Hate for one group of people often transitions to hate for another group as well, explained Roy Austin, former deputy assistant attorney general for the civil rights division of the U.S. Department of Justice.
“When we hate people who are from different countries or hate people because they speak different languages or hate people because of their sexual orientation or because of their gender, whatever it is, it feeds into the other hate,” Austin said. “My personal belief — and I don’t have the data to back it up — is we are in a time in America now where it is acceptable to hate and have hateful language, and there are going to be people who act on that hateful language, and that’s what we are seeing with this uptick in hate crimes.”
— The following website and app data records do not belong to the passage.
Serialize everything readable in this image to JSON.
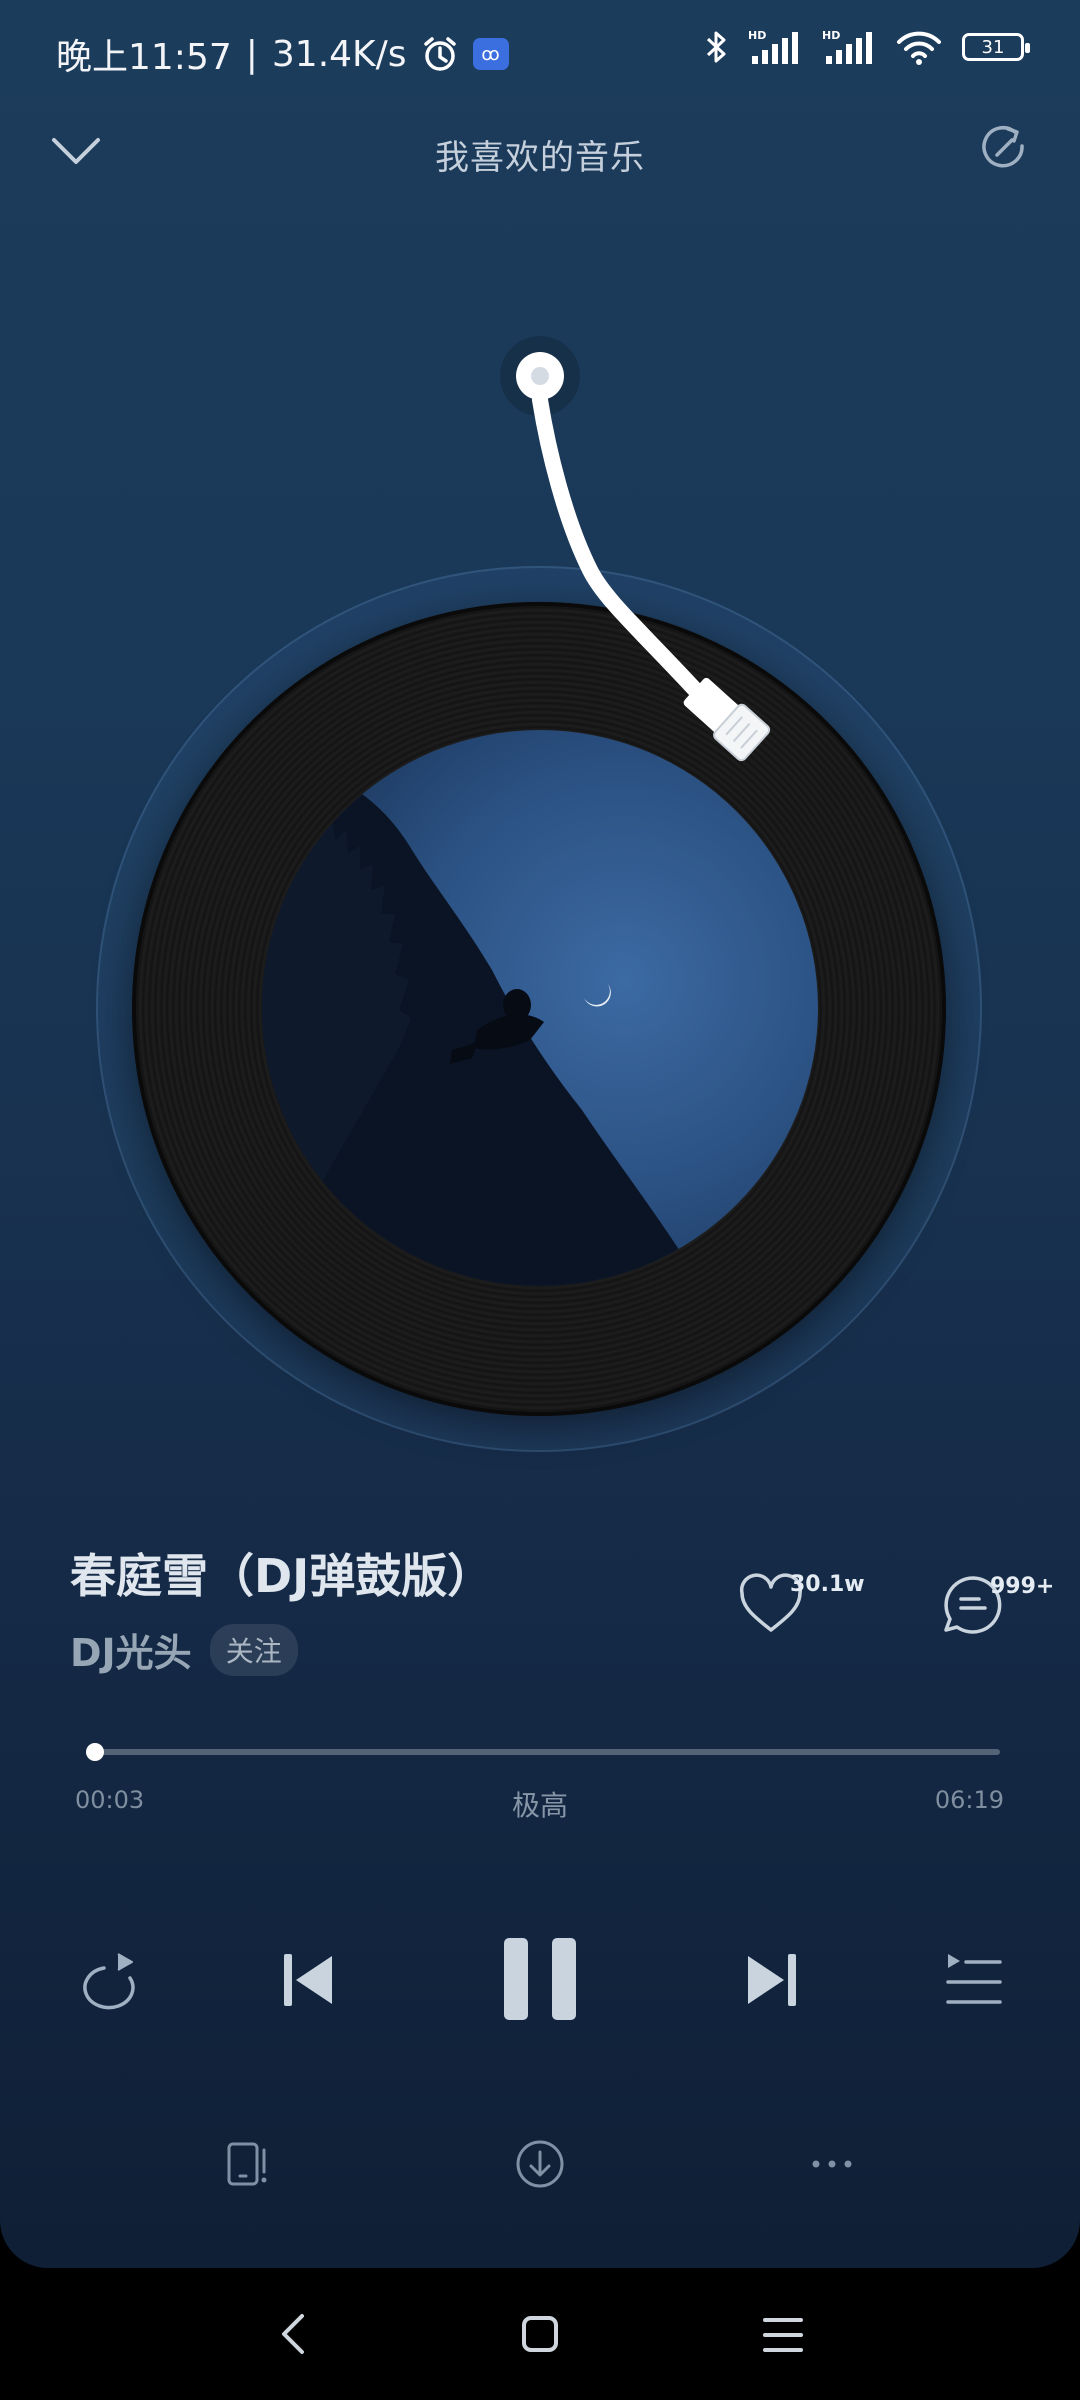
{
  "status": {
    "time": "晚上11:57",
    "speed": "31.4K/s",
    "app_badge": "ꝏ",
    "battery": "31"
  },
  "header": {
    "title": "我喜欢的音乐"
  },
  "song": {
    "title": "春庭雪（DJ弹鼓版）",
    "artist": "DJ光头",
    "follow_label": "关注",
    "likes": "30.1w",
    "comments": "999+"
  },
  "playback": {
    "current": "00:03",
    "quality": "极高",
    "total": "06:19",
    "progress": 0.008
  },
  "colors": {
    "accent": "#e8eef4",
    "background_top": "#1c3c5c",
    "background_bottom": "#0f1f35"
  }
}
It is imperative for people to “look at what we have in common, not what is different,” urged panelist Esther Bush, president and CEO of the Urban League of Pittsburgh. “If we could just learn to be together and respect each other, we could be a much better place.”
She suggested people of different races “start by living in the same neighborhoods.”
While hate speech does not generally rise to the level of a hate crime, panel members agreed that speech is often a precipitator to crimes and must be addressed.
“You are hurting someone whether [hate speech] is a hate crime or not,” said Bush. “And so a crime takes it to a certain level, but you are placing pain upon someone just by your actions before it becomes a crime. At Tree of Life, the man who walked in obviously had a hate for Jewish people before he walked in. But when the violence came out everything changed.”
President Donald Trump bears responsibility for rhetoric which can contribute to an atmosphere that fosters hate, some panelists opined.
Even before he became president, “Donald Trump created an environment where hate was more acceptable than we should tolerate,” charged Hickton. “And I believe it has gotten worse since he became president. I think nobody wants to go so far to say he lit a match that caused what happened [at Tree of Life], but we all know it was a fake caravan and we all know the words of the terrible person who did that deed relate back to that. So words matter when you are in public life.”
There is a “danger,” however, in assuming “that the problem will go away if [Trump] goes away,” cautioned McAleer. “It’s not. He’s a symptom of what’s underlying it.
“When populism shows up, you know there is something systemically wrong happening in society,” he continued. “What were the conditions in society that allowed someone like Donald Trump to be elected?” PJC
Toby Tabachnick can be reached at email@example.com.